TASK DETAILS =
All of the data below should be printed again word for word, pictures excluded.

Page and application data records
==============================
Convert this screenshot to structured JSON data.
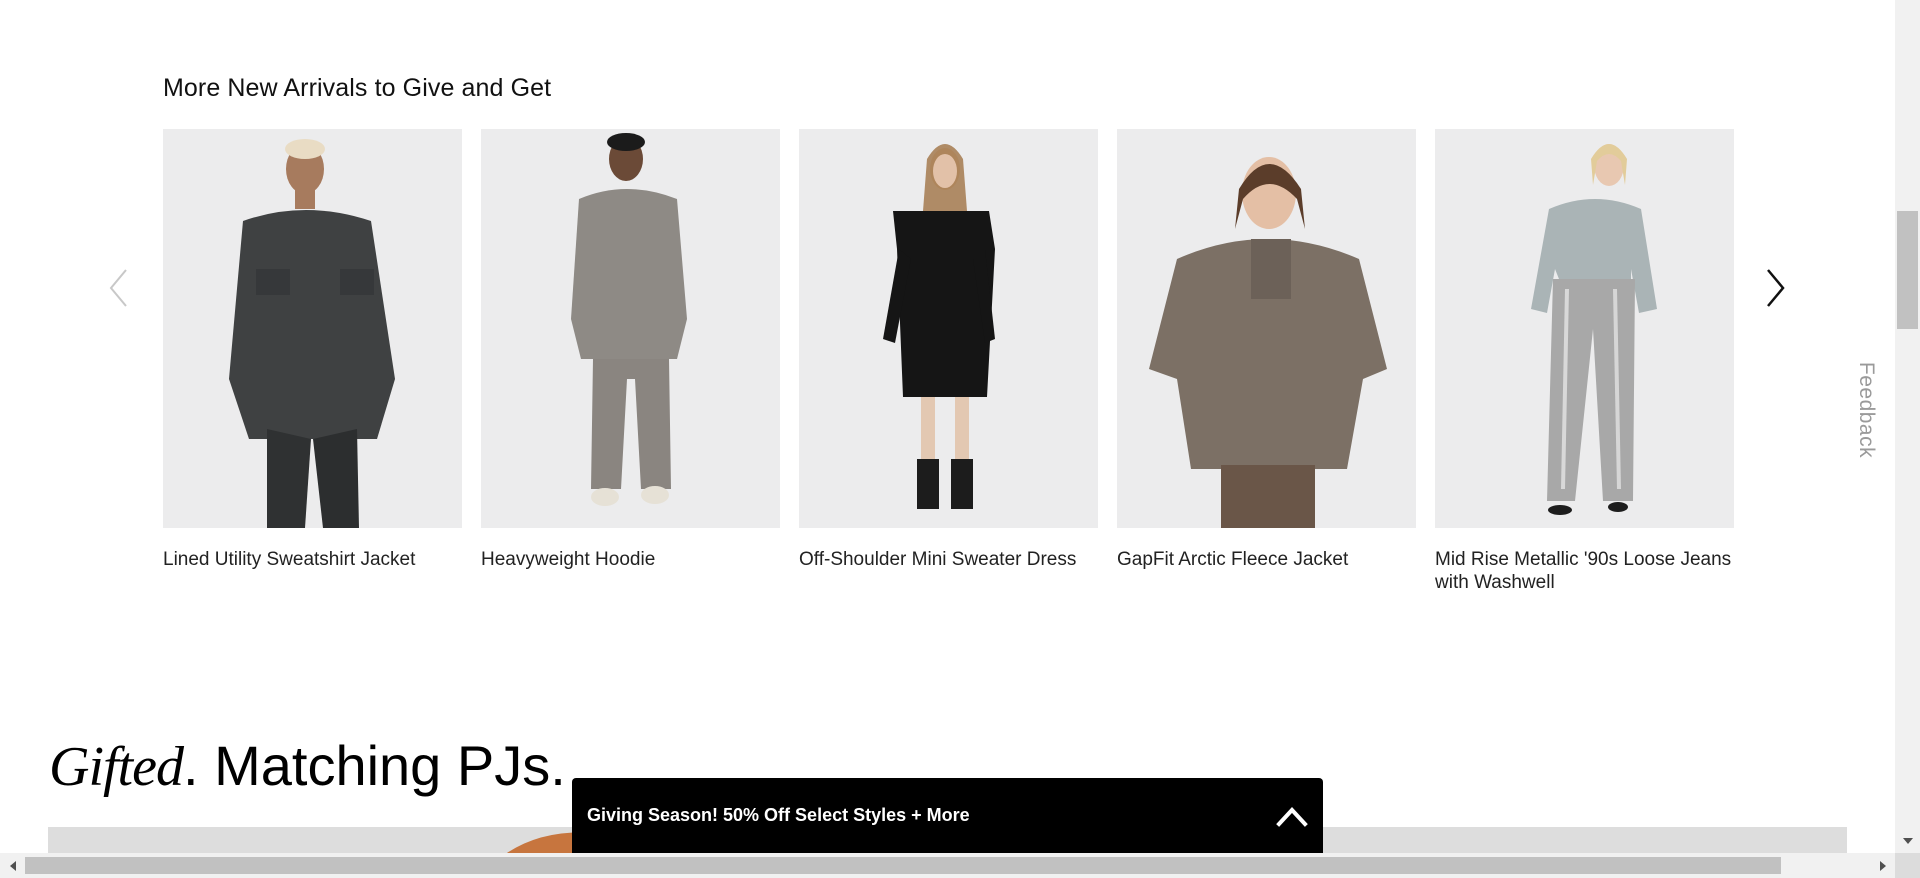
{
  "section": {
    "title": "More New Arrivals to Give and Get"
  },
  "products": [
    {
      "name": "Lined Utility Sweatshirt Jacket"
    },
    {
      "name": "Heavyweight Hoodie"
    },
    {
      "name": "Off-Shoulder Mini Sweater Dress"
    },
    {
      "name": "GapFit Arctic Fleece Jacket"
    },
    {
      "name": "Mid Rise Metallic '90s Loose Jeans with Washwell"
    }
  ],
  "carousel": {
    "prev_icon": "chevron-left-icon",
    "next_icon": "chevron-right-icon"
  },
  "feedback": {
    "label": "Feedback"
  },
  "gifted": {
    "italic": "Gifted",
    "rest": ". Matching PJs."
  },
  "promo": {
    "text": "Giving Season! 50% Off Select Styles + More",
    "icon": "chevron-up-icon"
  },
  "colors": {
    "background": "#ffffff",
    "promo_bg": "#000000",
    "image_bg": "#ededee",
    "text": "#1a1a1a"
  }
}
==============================
FINAL ANSWER =
Convert this screenshot to structured JSON data.
{
  "section": {
    "title": "More New Arrivals to Give and Get"
  },
  "products": [
    {
      "name": "Lined Utility Sweatshirt Jacket"
    },
    {
      "name": "Heavyweight Hoodie"
    },
    {
      "name": "Off-Shoulder Mini Sweater Dress"
    },
    {
      "name": "GapFit Arctic Fleece Jacket"
    },
    {
      "name": "Mid Rise Metallic '90s Loose Jeans with Washwell"
    }
  ],
  "carousel": {
    "prev_icon": "chevron-left-icon",
    "next_icon": "chevron-right-icon"
  },
  "feedback": {
    "label": "Feedback"
  },
  "gifted": {
    "italic": "Gifted",
    "rest": ". Matching PJs."
  },
  "promo": {
    "text": "Giving Season! 50% Off Select Styles + More",
    "icon": "chevron-up-icon"
  },
  "colors": {
    "background": "#ffffff",
    "promo_bg": "#000000",
    "image_bg": "#ededee",
    "text": "#1a1a1a"
  }
}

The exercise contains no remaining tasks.